PROBLEM DESCRIPTION —
The records must be returned word for word.
-- DATA UNDER STUDY follows --
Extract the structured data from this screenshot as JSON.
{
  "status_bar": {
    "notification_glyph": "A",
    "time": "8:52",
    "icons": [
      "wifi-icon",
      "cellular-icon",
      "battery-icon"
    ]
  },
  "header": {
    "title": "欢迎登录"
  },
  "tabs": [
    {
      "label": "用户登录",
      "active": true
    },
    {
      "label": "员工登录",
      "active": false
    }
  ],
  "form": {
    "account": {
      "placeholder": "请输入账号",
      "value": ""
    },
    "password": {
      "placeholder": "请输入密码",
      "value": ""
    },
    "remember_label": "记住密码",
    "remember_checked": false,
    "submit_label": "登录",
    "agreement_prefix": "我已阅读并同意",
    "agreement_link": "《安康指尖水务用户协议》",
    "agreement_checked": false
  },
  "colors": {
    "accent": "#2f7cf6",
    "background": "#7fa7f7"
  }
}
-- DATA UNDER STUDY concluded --
EXERCISE RESPONSE —
Extract the structured data from this screenshot as JSON.
{
  "status_bar": {
    "notification_glyph": "A",
    "time": "8:52",
    "icons": [
      "wifi-icon",
      "cellular-icon",
      "battery-icon"
    ]
  },
  "header": {
    "title": "欢迎登录"
  },
  "tabs": [
    {
      "label": "用户登录",
      "active": true
    },
    {
      "label": "员工登录",
      "active": false
    }
  ],
  "form": {
    "account": {
      "placeholder": "请输入账号",
      "value": ""
    },
    "password": {
      "placeholder": "请输入密码",
      "value": ""
    },
    "remember_label": "记住密码",
    "remember_checked": false,
    "submit_label": "登录",
    "agreement_prefix": "我已阅读并同意",
    "agreement_link": "《安康指尖水务用户协议》",
    "agreement_checked": false
  },
  "colors": {
    "accent": "#2f7cf6",
    "background": "#7fa7f7"
  }
}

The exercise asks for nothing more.